## Assignment
The entries follow. Please return all of them exactly.

## Data in this exercise
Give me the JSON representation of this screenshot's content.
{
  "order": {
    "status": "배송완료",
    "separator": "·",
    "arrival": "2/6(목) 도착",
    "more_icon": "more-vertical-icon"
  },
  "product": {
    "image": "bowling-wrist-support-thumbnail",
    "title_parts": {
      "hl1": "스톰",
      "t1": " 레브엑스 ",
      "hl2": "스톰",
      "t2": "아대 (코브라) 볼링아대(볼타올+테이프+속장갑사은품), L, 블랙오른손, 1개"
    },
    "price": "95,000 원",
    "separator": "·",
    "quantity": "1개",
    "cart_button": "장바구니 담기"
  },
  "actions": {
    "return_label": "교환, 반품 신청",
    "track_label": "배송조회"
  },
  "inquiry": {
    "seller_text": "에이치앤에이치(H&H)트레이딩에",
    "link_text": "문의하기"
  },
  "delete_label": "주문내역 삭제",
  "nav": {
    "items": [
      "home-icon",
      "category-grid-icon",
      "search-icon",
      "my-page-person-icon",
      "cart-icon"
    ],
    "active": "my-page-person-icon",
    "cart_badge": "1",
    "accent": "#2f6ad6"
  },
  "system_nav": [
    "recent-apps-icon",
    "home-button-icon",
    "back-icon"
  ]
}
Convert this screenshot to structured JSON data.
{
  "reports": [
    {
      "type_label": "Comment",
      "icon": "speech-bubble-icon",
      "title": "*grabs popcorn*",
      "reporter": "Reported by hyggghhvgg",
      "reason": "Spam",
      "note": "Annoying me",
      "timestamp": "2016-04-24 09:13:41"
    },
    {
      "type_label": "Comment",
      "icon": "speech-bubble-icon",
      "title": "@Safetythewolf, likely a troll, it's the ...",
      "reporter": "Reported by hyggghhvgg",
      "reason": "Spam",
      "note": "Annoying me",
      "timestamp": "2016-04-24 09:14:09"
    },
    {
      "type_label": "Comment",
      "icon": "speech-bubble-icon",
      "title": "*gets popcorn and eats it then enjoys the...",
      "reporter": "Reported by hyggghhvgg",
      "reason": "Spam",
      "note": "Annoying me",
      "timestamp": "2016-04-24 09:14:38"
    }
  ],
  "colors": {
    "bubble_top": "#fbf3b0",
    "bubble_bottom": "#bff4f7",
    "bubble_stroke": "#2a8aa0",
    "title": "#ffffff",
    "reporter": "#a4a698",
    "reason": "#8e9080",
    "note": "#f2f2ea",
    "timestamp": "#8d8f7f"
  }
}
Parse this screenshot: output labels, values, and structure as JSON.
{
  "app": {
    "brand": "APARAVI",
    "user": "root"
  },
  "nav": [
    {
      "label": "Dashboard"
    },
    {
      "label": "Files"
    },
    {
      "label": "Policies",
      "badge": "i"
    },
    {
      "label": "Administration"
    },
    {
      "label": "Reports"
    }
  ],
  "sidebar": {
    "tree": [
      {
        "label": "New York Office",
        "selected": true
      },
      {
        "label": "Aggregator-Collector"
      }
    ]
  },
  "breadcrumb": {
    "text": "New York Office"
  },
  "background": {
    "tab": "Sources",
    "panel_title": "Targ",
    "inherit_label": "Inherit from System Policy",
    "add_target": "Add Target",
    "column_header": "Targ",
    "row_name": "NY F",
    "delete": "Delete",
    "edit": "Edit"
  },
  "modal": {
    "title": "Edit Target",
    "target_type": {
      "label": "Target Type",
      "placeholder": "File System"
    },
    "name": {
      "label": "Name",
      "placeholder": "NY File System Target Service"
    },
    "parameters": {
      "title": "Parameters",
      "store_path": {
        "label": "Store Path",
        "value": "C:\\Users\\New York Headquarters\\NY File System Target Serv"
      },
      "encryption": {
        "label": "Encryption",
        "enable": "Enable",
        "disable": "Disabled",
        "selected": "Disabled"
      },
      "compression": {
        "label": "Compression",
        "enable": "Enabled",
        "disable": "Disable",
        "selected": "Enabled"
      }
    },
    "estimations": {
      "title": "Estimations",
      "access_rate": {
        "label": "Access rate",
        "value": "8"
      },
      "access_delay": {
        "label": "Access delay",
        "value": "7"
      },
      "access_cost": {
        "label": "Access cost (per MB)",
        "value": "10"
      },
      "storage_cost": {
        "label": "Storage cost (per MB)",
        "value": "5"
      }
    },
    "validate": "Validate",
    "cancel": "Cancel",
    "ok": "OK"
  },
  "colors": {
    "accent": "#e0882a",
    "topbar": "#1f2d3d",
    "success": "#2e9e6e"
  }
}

## Exercise output
Give me the JSON representation of this screenshot's content.
{
  "order": {
    "status": "배송완료",
    "separator": "·",
    "arrival": "2/6(목) 도착",
    "more_icon": "more-vertical-icon"
  },
  "product": {
    "image": "bowling-wrist-support-thumbnail",
    "title_parts": {
      "hl1": "스톰",
      "t1": " 레브엑스 ",
      "hl2": "스톰",
      "t2": "아대 (코브라) 볼링아대(볼타올+테이프+속장갑사은품), L, 블랙오른손, 1개"
    },
    "price": "95,000 원",
    "separator": "·",
    "quantity": "1개",
    "cart_button": "장바구니 담기"
  },
  "actions": {
    "return_label": "교환, 반품 신청",
    "track_label": "배송조회"
  },
  "inquiry": {
    "seller_text": "에이치앤에이치(H&H)트레이딩에",
    "link_text": "문의하기"
  },
  "delete_label": "주문내역 삭제",
  "nav": {
    "items": [
      "home-icon",
      "category-grid-icon",
      "search-icon",
      "my-page-person-icon",
      "cart-icon"
    ],
    "active": "my-page-person-icon",
    "cart_badge": "1",
    "accent": "#2f6ad6"
  },
  "system_nav": [
    "recent-apps-icon",
    "home-button-icon",
    "back-icon"
  ]
}
Convert this screenshot to structured JSON data.
{
  "reports": [
    {
      "type_label": "Comment",
      "icon": "speech-bubble-icon",
      "title": "*grabs popcorn*",
      "reporter": "Reported by hyggghhvgg",
      "reason": "Spam",
      "note": "Annoying me",
      "timestamp": "2016-04-24 09:13:41"
    },
    {
      "type_label": "Comment",
      "icon": "speech-bubble-icon",
      "title": "@Safetythewolf, likely a troll, it's the ...",
      "reporter": "Reported by hyggghhvgg",
      "reason": "Spam",
      "note": "Annoying me",
      "timestamp": "2016-04-24 09:14:09"
    },
    {
      "type_label": "Comment",
      "icon": "speech-bubble-icon",
      "title": "*gets popcorn and eats it then enjoys the...",
      "reporter": "Reported by hyggghhvgg",
      "reason": "Spam",
      "note": "Annoying me",
      "timestamp": "2016-04-24 09:14:38"
    }
  ],
  "colors": {
    "bubble_top": "#fbf3b0",
    "bubble_bottom": "#bff4f7",
    "bubble_stroke": "#2a8aa0",
    "title": "#ffffff",
    "reporter": "#a4a698",
    "reason": "#8e9080",
    "note": "#f2f2ea",
    "timestamp": "#8d8f7f"
  }
}
Parse this screenshot: output labels, values, and structure as JSON.
{
  "app": {
    "brand": "APARAVI",
    "user": "root"
  },
  "nav": [
    {
      "label": "Dashboard"
    },
    {
      "label": "Files"
    },
    {
      "label": "Policies",
      "badge": "i"
    },
    {
      "label": "Administration"
    },
    {
      "label": "Reports"
    }
  ],
  "sidebar": {
    "tree": [
      {
        "label": "New York Office",
        "selected": true
      },
      {
        "label": "Aggregator-Collector"
      }
    ]
  },
  "breadcrumb": {
    "text": "New York Office"
  },
  "background": {
    "tab": "Sources",
    "panel_title": "Targ",
    "inherit_label": "Inherit from System Policy",
    "add_target": "Add Target",
    "column_header": "Targ",
    "row_name": "NY F",
    "delete": "Delete",
    "edit": "Edit"
  },
  "modal": {
    "title": "Edit Target",
    "target_type": {
      "label": "Target Type",
      "placeholder": "File System"
    },
    "name": {
      "label": "Name",
      "placeholder": "NY File System Target Service"
    },
    "parameters": {
      "title": "Parameters",
      "store_path": {
        "label": "Store Path",
        "value": "C:\\Users\\New York Headquarters\\NY File System Target Serv"
      },
      "encryption": {
        "label": "Encryption",
        "enable": "Enable",
        "disable": "Disabled",
        "selected": "Disabled"
      },
      "compression": {
        "label": "Compression",
        "enable": "Enabled",
        "disable": "Disable",
        "selected": "Enabled"
      }
    },
    "estimations": {
      "title": "Estimations",
      "access_rate": {
        "label": "Access rate",
        "value": "8"
      },
      "access_delay": {
        "label": "Access delay",
        "value": "7"
      },
      "access_cost": {
        "label": "Access cost (per MB)",
        "value": "10"
      },
      "storage_cost": {
        "label": "Storage cost (per MB)",
        "value": "5"
      }
    },
    "validate": "Validate",
    "cancel": "Cancel",
    "ok": "OK"
  },
  "colors": {
    "accent": "#e0882a",
    "topbar": "#1f2d3d",
    "success": "#2e9e6e"
  }
}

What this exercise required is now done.